* _Task requirements_
Repeat the entries below exactly as they appear, with no pictures.

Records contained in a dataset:
********

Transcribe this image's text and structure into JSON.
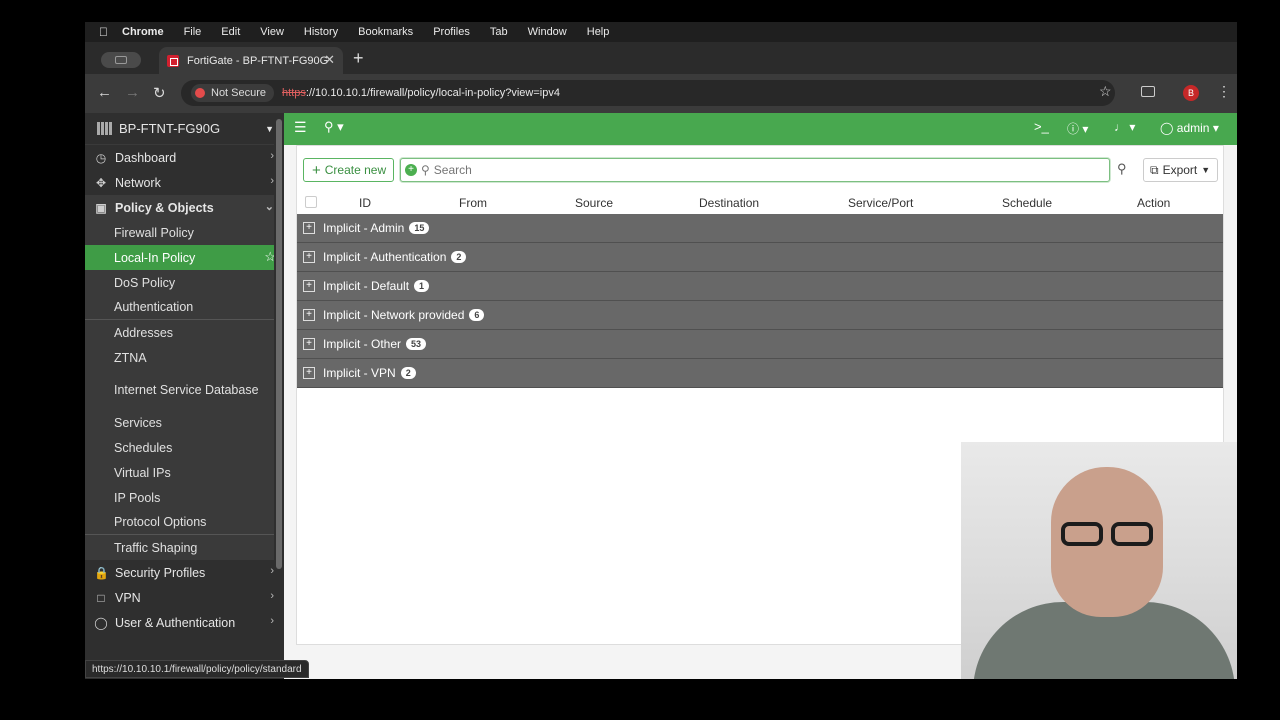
{
  "menubar": {
    "app": "Chrome",
    "items": [
      "File",
      "Edit",
      "View",
      "History",
      "Bookmarks",
      "Profiles",
      "Tab",
      "Window",
      "Help"
    ]
  },
  "browser": {
    "tab_title": "FortiGate - BP-FTNT-FG90G",
    "security_label": "Not Secure",
    "url_scheme": "https",
    "url_rest": "://10.10.10.1/firewall/policy/local-in-policy?view=ipv4",
    "profile_initial": "B",
    "status_url": "https://10.10.10.1/firewall/policy/policy/standard"
  },
  "sidebar": {
    "device": "BP-FTNT-FG90G",
    "top_items": [
      {
        "label": "Dashboard",
        "icon": "gauge-icon"
      },
      {
        "label": "Network",
        "icon": "network-icon"
      }
    ],
    "section": {
      "label": "Policy & Objects",
      "icon": "policy-icon"
    },
    "sub_items": [
      "Firewall Policy",
      "Local-In Policy",
      "DoS Policy",
      "Authentication",
      "Addresses",
      "ZTNA",
      "Internet Service Database",
      "Services",
      "Schedules",
      "Virtual IPs",
      "IP Pools",
      "Protocol Options",
      "Traffic Shaping"
    ],
    "bottom_items": [
      {
        "label": "Security Profiles",
        "icon": "lock-icon"
      },
      {
        "label": "VPN",
        "icon": "laptop-icon"
      },
      {
        "label": "User & Authentication",
        "icon": "user-icon"
      }
    ]
  },
  "topbar": {
    "user": "admin"
  },
  "toolbar": {
    "create_label": "Create new",
    "search_placeholder": "Search",
    "export_label": "Export"
  },
  "table": {
    "columns": [
      "ID",
      "From",
      "Source",
      "Destination",
      "Service/Port",
      "Schedule",
      "Action"
    ],
    "groups": [
      {
        "name": "Implicit - Admin",
        "count": "15"
      },
      {
        "name": "Implicit - Authentication",
        "count": "2"
      },
      {
        "name": "Implicit - Default",
        "count": "1"
      },
      {
        "name": "Implicit - Network provided",
        "count": "6"
      },
      {
        "name": "Implicit - Other",
        "count": "53"
      },
      {
        "name": "Implicit - VPN",
        "count": "2"
      }
    ]
  },
  "colors": {
    "fortigate_green": "#48a84f",
    "active_item": "#3f9c46",
    "group_row": "#686868"
  }
}
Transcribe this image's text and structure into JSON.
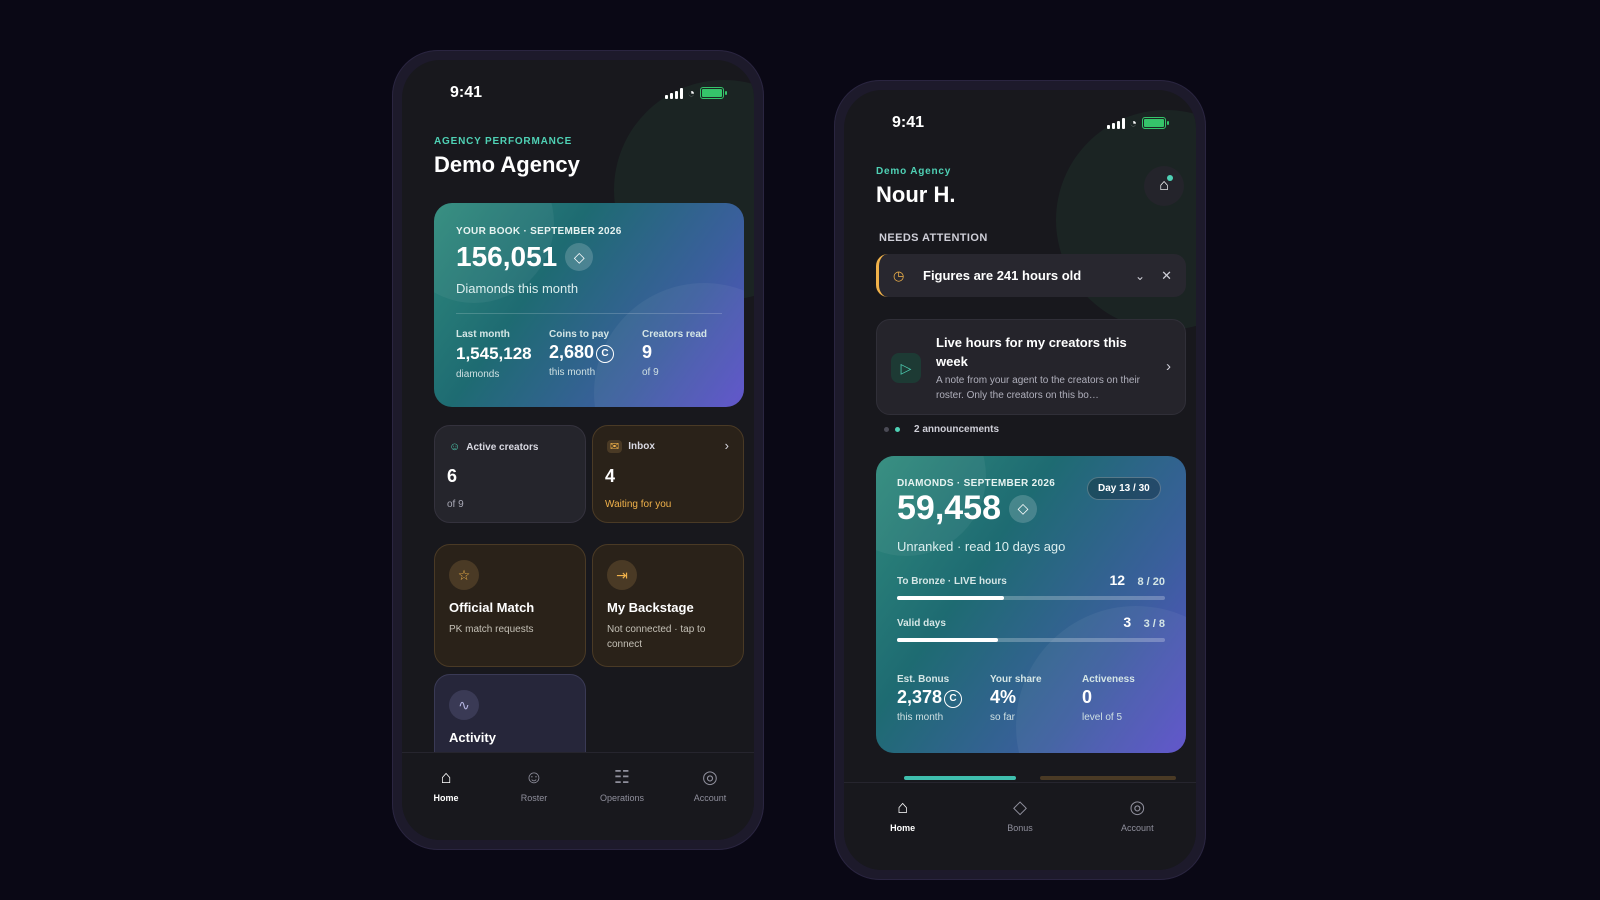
{
  "phone1": {
    "status_time": "9:41",
    "eyebrow": "AGENCY PERFORMANCE",
    "title": "Demo Agency",
    "hero": {
      "label": "YOUR BOOK · SEPTEMBER 2026",
      "value": "156,051",
      "subtitle": "Diamonds this month",
      "stats": [
        {
          "label": "Last month",
          "value": "1,545,128",
          "sub": "diamonds"
        },
        {
          "label": "Coins to pay",
          "value": "2,680",
          "sub": "this month"
        },
        {
          "label": "Creators read",
          "value": "9",
          "sub": "of 9"
        }
      ]
    },
    "active_creators": {
      "label": "Active creators",
      "value": "6",
      "sub": "of 9"
    },
    "inbox": {
      "label": "Inbox",
      "value": "4",
      "sub": "Waiting for you"
    },
    "official_match": {
      "title": "Official Match",
      "desc": "PK match requests"
    },
    "backstage": {
      "title": "My Backstage",
      "desc": "Not connected · tap to connect"
    },
    "activity": {
      "title": "Activity"
    },
    "tabs": [
      {
        "label": "Home",
        "icon": "home-icon"
      },
      {
        "label": "Roster",
        "icon": "users-icon"
      },
      {
        "label": "Operations",
        "icon": "grid-icon"
      },
      {
        "label": "Account",
        "icon": "account-icon"
      }
    ]
  },
  "phone2": {
    "status_time": "9:41",
    "eyebrow": "Demo Agency",
    "title": "Nour H.",
    "section_label": "NEEDS ATTENTION",
    "attention_text": "Figures are 241 hours old",
    "announcement": {
      "title": "Live hours for my creators this week",
      "body": "A note from your agent to the creators on their roster. Only the creators on this bo…",
      "count": "2 announcements"
    },
    "hero": {
      "label": "DIAMONDS · SEPTEMBER 2026",
      "value": "59,458",
      "day_pill": "Day 13 / 30",
      "subtitle": "Unranked · read 10 days ago",
      "progress": [
        {
          "label": "To Bronze · LIVE hours",
          "value": "12",
          "of": "8 / 20",
          "fraction": 0.4
        },
        {
          "label": "Valid days",
          "value": "3",
          "of": "3 / 8",
          "fraction": 0.375
        }
      ],
      "stats": [
        {
          "label": "Est. Bonus",
          "value": "2,378",
          "sub": "this month"
        },
        {
          "label": "Your share",
          "value": "4%",
          "sub": "so far"
        },
        {
          "label": "Activeness",
          "value": "0",
          "sub": "level of 5"
        }
      ]
    },
    "tabs": [
      {
        "label": "Home",
        "icon": "home-icon"
      },
      {
        "label": "Bonus",
        "icon": "diamond-icon"
      },
      {
        "label": "Account",
        "icon": "account-icon"
      }
    ]
  },
  "colors": {
    "accent": "#4fd1b5",
    "warning": "#f1b24a",
    "background": "#0a0815"
  }
}
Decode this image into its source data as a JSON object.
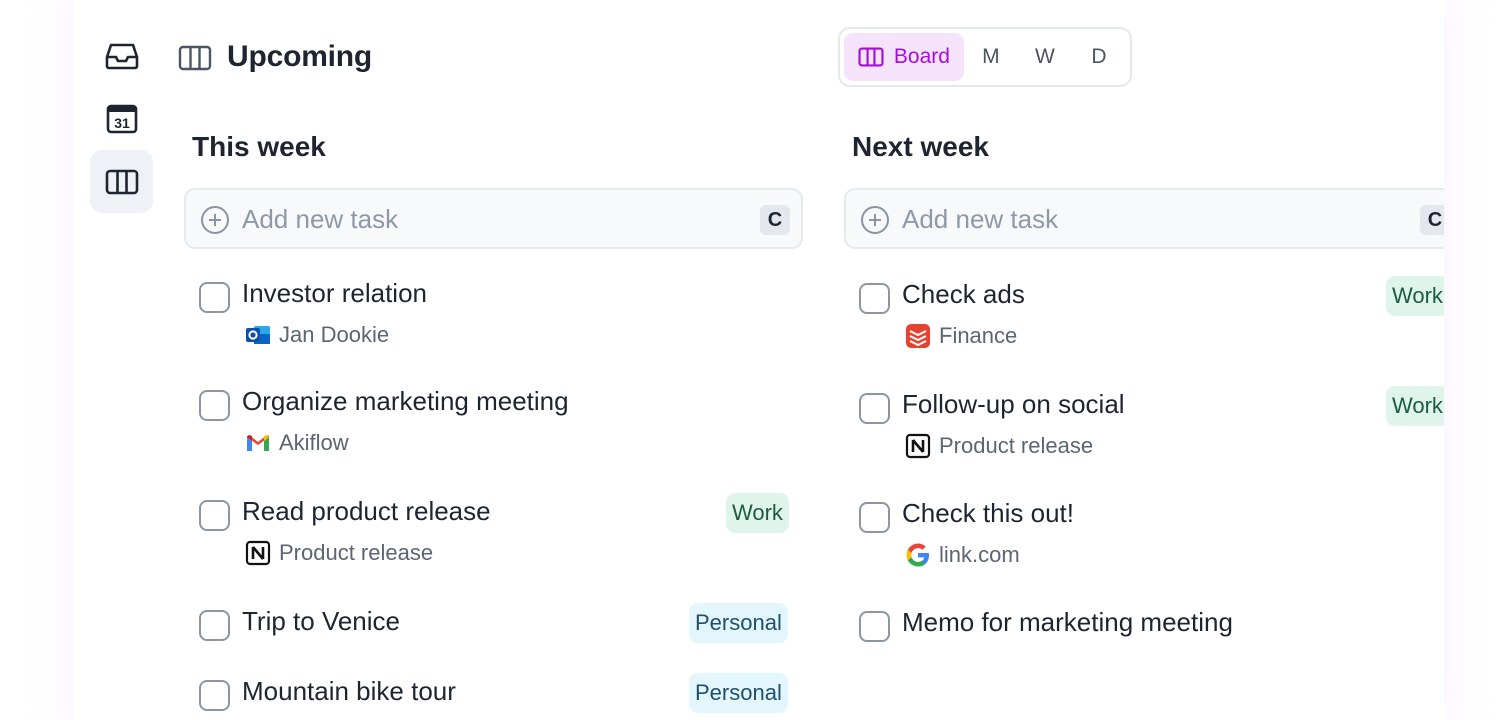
{
  "sidebar": {
    "items": [
      {
        "icon": "inbox-icon",
        "label": ""
      },
      {
        "icon": "calendar-icon",
        "label": "31"
      },
      {
        "icon": "board-icon",
        "label": "",
        "active": true
      }
    ]
  },
  "header": {
    "icon": "board-icon",
    "title": "Upcoming"
  },
  "view_toggle": {
    "board": "Board",
    "options": [
      "M",
      "W",
      "D"
    ],
    "active_color": "#a40fd8"
  },
  "columns": [
    {
      "title": "This week",
      "add_placeholder": "Add new task",
      "shortcut": "C",
      "tasks": [
        {
          "title": "Investor relation",
          "source_icon": "outlook-icon",
          "source": "Jan Dookie",
          "tag": ""
        },
        {
          "title": "Organize marketing meeting",
          "source_icon": "gmail-icon",
          "source": "Akiflow",
          "tag": ""
        },
        {
          "title": "Read product release",
          "source_icon": "notion-icon",
          "source": "Product release",
          "tag": "Work"
        },
        {
          "title": "Trip to Venice",
          "source_icon": "",
          "source": "",
          "tag": "Personal"
        },
        {
          "title": "Mountain bike tour",
          "source_icon": "",
          "source": "",
          "tag": "Personal"
        }
      ]
    },
    {
      "title": "Next week",
      "add_placeholder": "Add new task",
      "shortcut": "C",
      "tasks": [
        {
          "title": "Check ads",
          "source_icon": "todoist-icon",
          "source": "Finance",
          "tag": "Work"
        },
        {
          "title": "Follow-up on social",
          "source_icon": "notion-icon",
          "source": "Product release",
          "tag": "Work"
        },
        {
          "title": "Check this out!",
          "source_icon": "google-icon",
          "source": "link.com",
          "tag": ""
        },
        {
          "title": "Memo for marketing meeting",
          "source_icon": "",
          "source": "",
          "tag": ""
        }
      ]
    }
  ],
  "colors": {
    "work_tag_bg": "#dff5ec",
    "personal_tag_bg": "#e3f5fd",
    "board_active_bg": "#f5e3fb"
  }
}
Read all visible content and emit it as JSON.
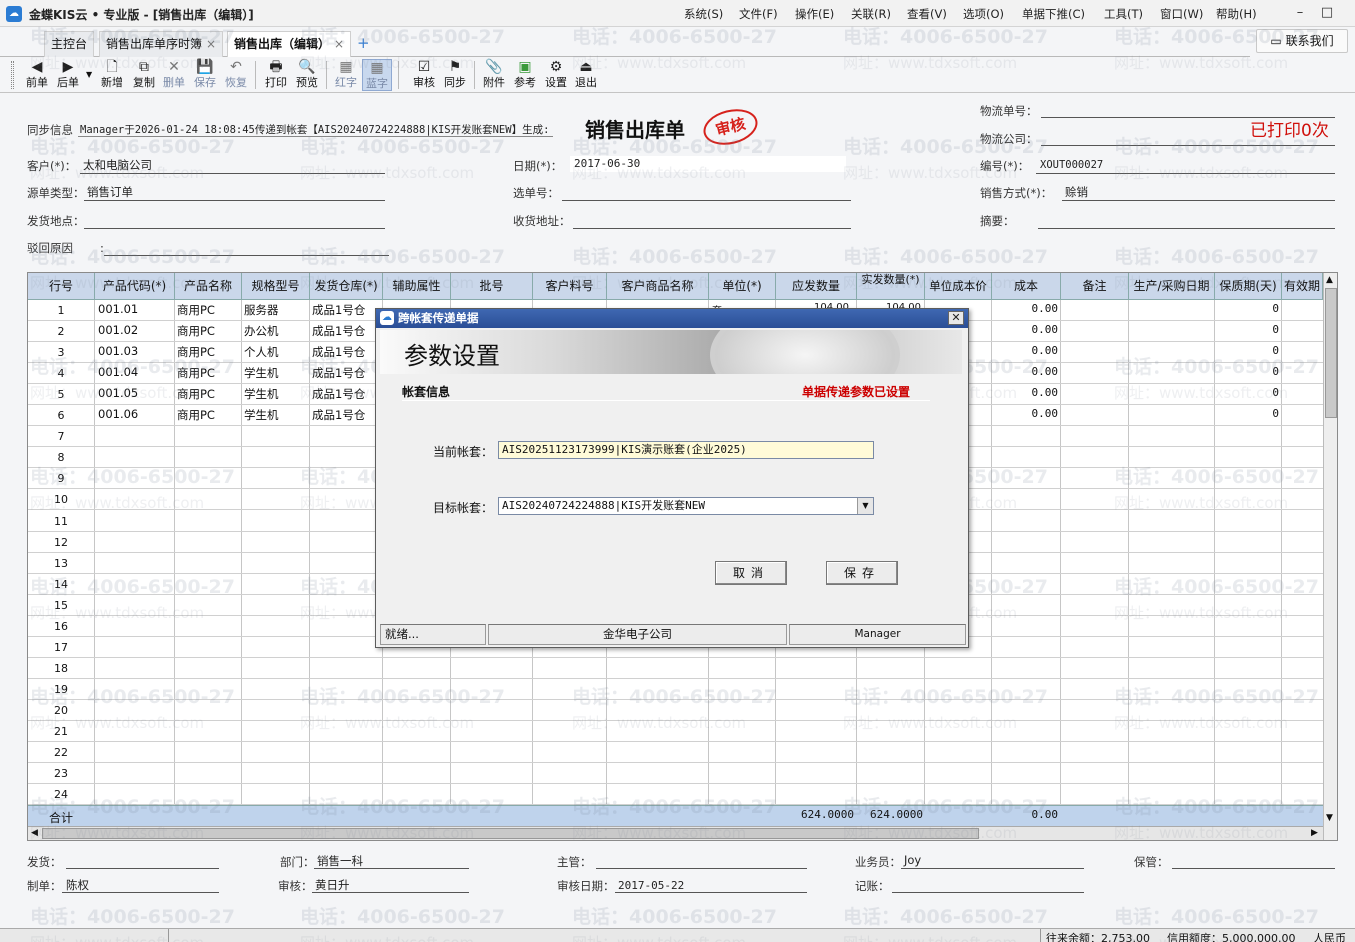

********

* _Exercise result_
Transcribe this image's text and structure into JSON.
{
  "menubar": {
    "app": "Chrome",
    "items": [
      "File",
      "Edit",
      "View",
      "History",
      "Bookmarks",
      "Profiles",
      "Tab",
      "Window",
      "Help"
    ]
  },
  "browser": {
    "tab_title": "FortiGate - BP-FTNT-FG90G",
    "security_label": "Not Secure",
    "url_scheme": "https",
    "url_rest": "://10.10.10.1/firewall/policy/local-in-policy?view=ipv4",
    "profile_initial": "B",
    "status_url": "https://10.10.10.1/firewall/policy/policy/standard"
  },
  "sidebar": {
    "device": "BP-FTNT-FG90G",
    "top_items": [
      {
        "label": "Dashboard",
        "icon": "gauge-icon"
      },
      {
        "label": "Network",
        "icon": "network-icon"
      }
    ],
    "section": {
      "label": "Policy & Objects",
      "icon": "policy-icon"
    },
    "sub_items": [
      "Firewall Policy",
      "Local-In Policy",
      "DoS Policy",
      "Authentication",
      "Addresses",
      "ZTNA",
      "Internet Service Database",
      "Services",
      "Schedules",
      "Virtual IPs",
      "IP Pools",
      "Protocol Options",
      "Traffic Shaping"
    ],
    "bottom_items": [
      {
        "label": "Security Profiles",
        "icon": "lock-icon"
      },
      {
        "label": "VPN",
        "icon": "laptop-icon"
      },
      {
        "label": "User & Authentication",
        "icon": "user-icon"
      }
    ]
  },
  "topbar": {
    "user": "admin"
  },
  "toolbar": {
    "create_label": "Create new",
    "search_placeholder": "Search",
    "export_label": "Export"
  },
  "table": {
    "columns": [
      "ID",
      "From",
      "Source",
      "Destination",
      "Service/Port",
      "Schedule",
      "Action"
    ],
    "groups": [
      {
        "name": "Implicit - Admin",
        "count": "15"
      },
      {
        "name": "Implicit - Authentication",
        "count": "2"
      },
      {
        "name": "Implicit - Default",
        "count": "1"
      },
      {
        "name": "Implicit - Network provided",
        "count": "6"
      },
      {
        "name": "Implicit - Other",
        "count": "53"
      },
      {
        "name": "Implicit - VPN",
        "count": "2"
      }
    ]
  },
  "colors": {
    "fortigate_green": "#48a84f",
    "active_item": "#3f9c46",
    "group_row": "#686868"
  }
}
Transcribe this image's text and structure into JSON.
{
  "phone1": {
    "status_time": "9:41",
    "eyebrow": "AGENCY PERFORMANCE",
    "title": "Demo Agency",
    "hero": {
      "label": "YOUR BOOK · SEPTEMBER 2026",
      "value": "156,051",
      "subtitle": "Diamonds this month",
      "stats": [
        {
          "label": "Last month",
          "value": "1,545,128",
          "sub": "diamonds"
        },
        {
          "label": "Coins to pay",
          "value": "2,680",
          "sub": "this month"
        },
        {
          "label": "Creators read",
          "value": "9",
          "sub": "of 9"
        }
      ]
    },
    "active_creators": {
      "label": "Active creators",
      "value": "6",
      "sub": "of 9"
    },
    "inbox": {
      "label": "Inbox",
      "value": "4",
      "sub": "Waiting for you"
    },
    "official_match": {
      "title": "Official Match",
      "desc": "PK match requests"
    },
    "backstage": {
      "title": "My Backstage",
      "desc": "Not connected · tap to connect"
    },
    "activity": {
      "title": "Activity"
    },
    "tabs": [
      {
        "label": "Home",
        "icon": "home-icon"
      },
      {
        "label": "Roster",
        "icon": "users-icon"
      },
      {
        "label": "Operations",
        "icon": "grid-icon"
      },
      {
        "label": "Account",
        "icon": "account-icon"
      }
    ]
  },
  "phone2": {
    "status_time": "9:41",
    "eyebrow": "Demo Agency",
    "title": "Nour H.",
    "section_label": "NEEDS ATTENTION",
    "attention_text": "Figures are 241 hours old",
    "announcement": {
      "title": "Live hours for my creators this week",
      "body": "A note from your agent to the creators on their roster. Only the creators on this bo…",
      "count": "2 announcements"
    },
    "hero": {
      "label": "DIAMONDS · SEPTEMBER 2026",
      "value": "59,458",
      "day_pill": "Day 13 / 30",
      "subtitle": "Unranked · read 10 days ago",
      "progress": [
        {
          "label": "To Bronze · LIVE hours",
          "value": "12",
          "of": "8 / 20",
          "fraction": 0.4
        },
        {
          "label": "Valid days",
          "value": "3",
          "of": "3 / 8",
          "fraction": 0.375
        }
      ],
      "stats": [
        {
          "label": "Est. Bonus",
          "value": "2,378",
          "sub": "this month"
        },
        {
          "label": "Your share",
          "value": "4%",
          "sub": "so far"
        },
        {
          "label": "Activeness",
          "value": "0",
          "sub": "level of 5"
        }
      ]
    },
    "tabs": [
      {
        "label": "Home",
        "icon": "home-icon"
      },
      {
        "label": "Bonus",
        "icon": "diamond-icon"
      },
      {
        "label": "Account",
        "icon": "account-icon"
      }
    ]
  },
  "colors": {
    "accent": "#4fd1b5",
    "warning": "#f1b24a",
    "background": "#0a0815"
  }
}
Decode this image into its source data as a JSON object.
{
  "sidebar": {
    "items": [
      {
        "icon": "inbox-icon",
        "label": ""
      },
      {
        "icon": "calendar-icon",
        "label": "31"
      },
      {
        "icon": "board-icon",
        "label": "",
        "active": true
      }
    ]
  },
  "header": {
    "icon": "board-icon",
    "title": "Upcoming"
  },
  "view_toggle": {
    "board": "Board",
    "options": [
      "M",
      "W",
      "D"
    ],
    "active_color": "#a40fd8"
  },
  "columns": [
    {
      "title": "This week",
      "add_placeholder": "Add new task",
      "shortcut": "C",
      "tasks": [
        {
          "title": "Investor relation",
          "source_icon": "outlook-icon",
          "source": "Jan Dookie",
          "tag": ""
        },
        {
          "title": "Organize marketing meeting",
          "source_icon": "gmail-icon",
          "source": "Akiflow",
          "tag": ""
        },
        {
          "title": "Read product release",
          "source_icon": "notion-icon",
          "source": "Product release",
          "tag": "Work"
        },
        {
          "title": "Trip to Venice",
          "source_icon": "",
          "source": "",
          "tag": "Personal"
        },
        {
          "title": "Mountain bike tour",
          "source_icon": "",
          "source": "",
          "tag": "Personal"
        }
      ]
    },
    {
      "title": "Next week",
      "add_placeholder": "Add new task",
      "shortcut": "C",
      "tasks": [
        {
          "title": "Check ads",
          "source_icon": "todoist-icon",
          "source": "Finance",
          "tag": "Work"
        },
        {
          "title": "Follow-up on social",
          "source_icon": "notion-icon",
          "source": "Product release",
          "tag": "Work"
        },
        {
          "title": "Check this out!",
          "source_icon": "google-icon",
          "source": "link.com",
          "tag": ""
        },
        {
          "title": "Memo for marketing meeting",
          "source_icon": "",
          "source": "",
          "tag": ""
        }
      ]
    }
  ],
  "colors": {
    "work_tag_bg": "#dff5ec",
    "personal_tag_bg": "#e3f5fd",
    "board_active_bg": "#f5e3fb"
  }
}
Read all visible content and emit it as JSON.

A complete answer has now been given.